5 Ways to Defend Against Spyware Attack on Your Smartphone


Paul Haskell-Dowland, Associate Professor and Associate Dean (Computing and Security) at Edith Cowan University’s School of Science, said the recent Pegasus attacks on high-profile individuals worldwide is a reminder to us all to take simple steps to avoid spyware attacks on our smartphones.

The Pegasus spyware episode saw more than 50,000 phone numbers, and 1,000 people in 50 countries reportedly under surveillance. The spyware was developed by the Israeli company NSO Group and has been sold to government clients. It can infiltrate Android devices and Apple iOS versions up to the latest release, iOS 14.6, through a zero-click iMessage vector.

Paul Haskell-Dowland said while the Pegasus spyware is a sophisticated government intelligence tool the average user is unlikely to encounter, there are many spyware and other malicious software tools ‘in the wild’. The following simple steps can help individuals minimise their exposure to a spyware attack.

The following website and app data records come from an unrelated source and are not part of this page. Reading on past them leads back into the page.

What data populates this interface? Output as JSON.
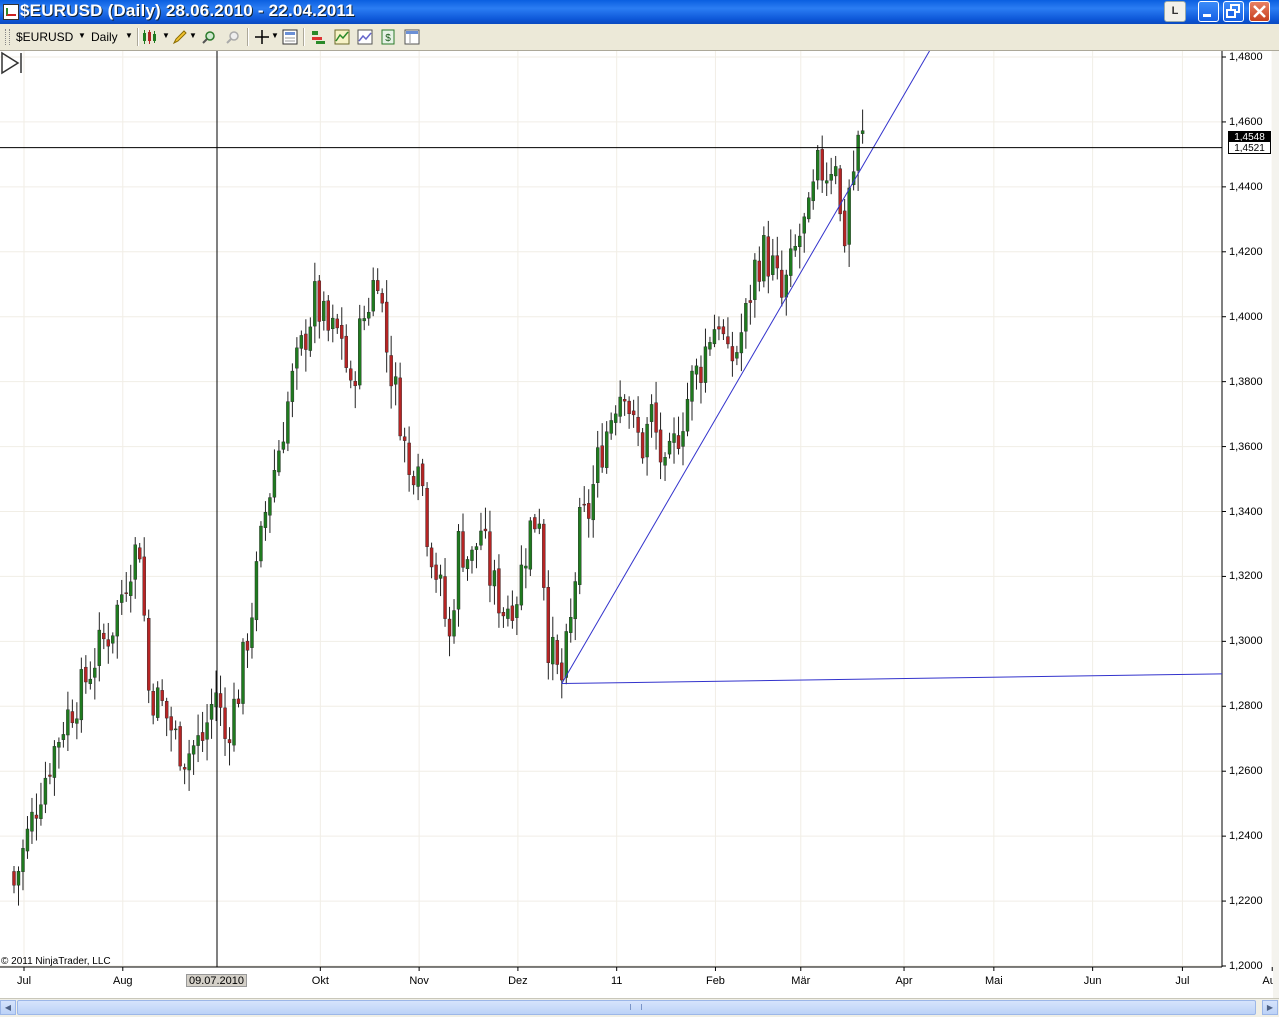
{
  "window": {
    "title": "$EURUSD (Daily)  28.06.2010 - 22.04.2011",
    "link_button_label": "L"
  },
  "toolbar": {
    "instrument": "$EURUSD",
    "period": "Daily",
    "icons": [
      "chart-style-icon",
      "drawing-tools-icon",
      "zoom-in-icon",
      "zoom-out-icon",
      "crosshair-icon",
      "data-box-icon",
      "strategies-icon",
      "indicators-icon",
      "chart-trader-icon",
      "orders-icon",
      "properties-icon"
    ]
  },
  "chart": {
    "copyright": "© 2011 NinjaTrader, LLC",
    "crosshair_date": "09.07.2010",
    "last_price_tag": "1,4548",
    "crosshair_price_tag": "1,4521",
    "colors": {
      "up_candle": "#1f7a1f",
      "down_candle": "#b52424",
      "trendline": "#3333cc",
      "crosshair": "#000000"
    }
  },
  "chart_data": {
    "type": "candlestick",
    "instrument": "$EURUSD",
    "period": "Daily",
    "x_tick_labels": [
      "Jul",
      "Aug",
      "Okt",
      "Nov",
      "Dez",
      "11",
      "Feb",
      "Mär",
      "Apr",
      "Mai",
      "Jun",
      "Jul",
      "Aug"
    ],
    "y_tick_labels": [
      "1,4800",
      "1,4600",
      "1,4400",
      "1,4200",
      "1,4000",
      "1,3800",
      "1,3600",
      "1,3400",
      "1,3200",
      "1,3000",
      "1,2800",
      "1,2600",
      "1,2400",
      "1,2200",
      "1,2000"
    ],
    "ylim": [
      1.2,
      1.48
    ],
    "grid": true,
    "close_path": [
      [
        0,
        1.225
      ],
      [
        6,
        1.255
      ],
      [
        11,
        1.275
      ],
      [
        15,
        1.285
      ],
      [
        18,
        1.295
      ],
      [
        22,
        1.305
      ],
      [
        26,
        1.325
      ],
      [
        28,
        1.33
      ],
      [
        30,
        1.285
      ],
      [
        33,
        1.28
      ],
      [
        36,
        1.27
      ],
      [
        38,
        1.265
      ],
      [
        42,
        1.27
      ],
      [
        45,
        1.285
      ],
      [
        47,
        1.27
      ],
      [
        50,
        1.285
      ],
      [
        53,
        1.31
      ],
      [
        56,
        1.34
      ],
      [
        59,
        1.36
      ],
      [
        62,
        1.38
      ],
      [
        65,
        1.395
      ],
      [
        67,
        1.405
      ],
      [
        70,
        1.395
      ],
      [
        73,
        1.395
      ],
      [
        75,
        1.375
      ],
      [
        77,
        1.395
      ],
      [
        79,
        1.405
      ],
      [
        81,
        1.415
      ],
      [
        83,
        1.39
      ],
      [
        86,
        1.37
      ],
      [
        88,
        1.35
      ],
      [
        90,
        1.36
      ],
      [
        92,
        1.335
      ],
      [
        95,
        1.315
      ],
      [
        97,
        1.3
      ],
      [
        99,
        1.33
      ],
      [
        102,
        1.325
      ],
      [
        104,
        1.335
      ],
      [
        106,
        1.32
      ],
      [
        109,
        1.31
      ],
      [
        112,
        1.315
      ],
      [
        115,
        1.335
      ],
      [
        117,
        1.34
      ],
      [
        119,
        1.3
      ],
      [
        121,
        1.29
      ],
      [
        122,
        1.288
      ],
      [
        124,
        1.305
      ],
      [
        126,
        1.335
      ],
      [
        128,
        1.34
      ],
      [
        130,
        1.355
      ],
      [
        132,
        1.365
      ],
      [
        134,
        1.375
      ],
      [
        136,
        1.38
      ],
      [
        138,
        1.365
      ],
      [
        140,
        1.36
      ],
      [
        142,
        1.37
      ],
      [
        145,
        1.35
      ],
      [
        147,
        1.36
      ],
      [
        149,
        1.37
      ],
      [
        151,
        1.38
      ],
      [
        153,
        1.385
      ],
      [
        155,
        1.395
      ],
      [
        157,
        1.4
      ],
      [
        159,
        1.385
      ],
      [
        161,
        1.39
      ],
      [
        163,
        1.4
      ],
      [
        165,
        1.415
      ],
      [
        167,
        1.42
      ],
      [
        169,
        1.415
      ],
      [
        171,
        1.405
      ],
      [
        173,
        1.415
      ],
      [
        175,
        1.425
      ],
      [
        177,
        1.43
      ],
      [
        179,
        1.445
      ],
      [
        181,
        1.445
      ],
      [
        183,
        1.45
      ],
      [
        184,
        1.43
      ],
      [
        185,
        1.425
      ],
      [
        186,
        1.44
      ],
      [
        187,
        1.445
      ],
      [
        188,
        1.453
      ],
      [
        189,
        1.4548
      ]
    ],
    "bar_count": 190,
    "trendline_rising": {
      "from": [
        "2011-01-10",
        1.287
      ],
      "through": [
        "2011-04-15",
        1.425
      ]
    },
    "trendline_flat": {
      "from": [
        "2011-01-10",
        1.287
      ],
      "to_price_at_right_edge": 1.29
    },
    "last_price": "1,4548",
    "crosshair_price": "1,4521"
  }
}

1) Only open links in your email or messaging applications from known and trusted contacts when using your smartphone. Although this won’t help with Pegasus, malware targeting mobile devices are often spread via email/SMS/iMessage.

2) Make sure your device is updated with any relevant patches and upgrades.

3) Limit physical access to your phone. Do this by enabling pin, finger or face-locking on the device.

4) Avoid public and free WiFi services. The use of a VPN is a good solution when you need to use networks and access sensitive information.

5) Encrypt your device data and enable remote-wipe features where available. If your device is lost or stolen, you will have some reassurance your data can remain safe.

“It is in the very nature of spyware to remain covert and undetected on a device. Once a device is compromised, the perpetrator can deploy further software to secure remote access to the device’s data and functions including the camera and microphone. The user is likely to remain completely unaware. These simple steps can help avoid your phone being compromised,” said Haskell-Dowland.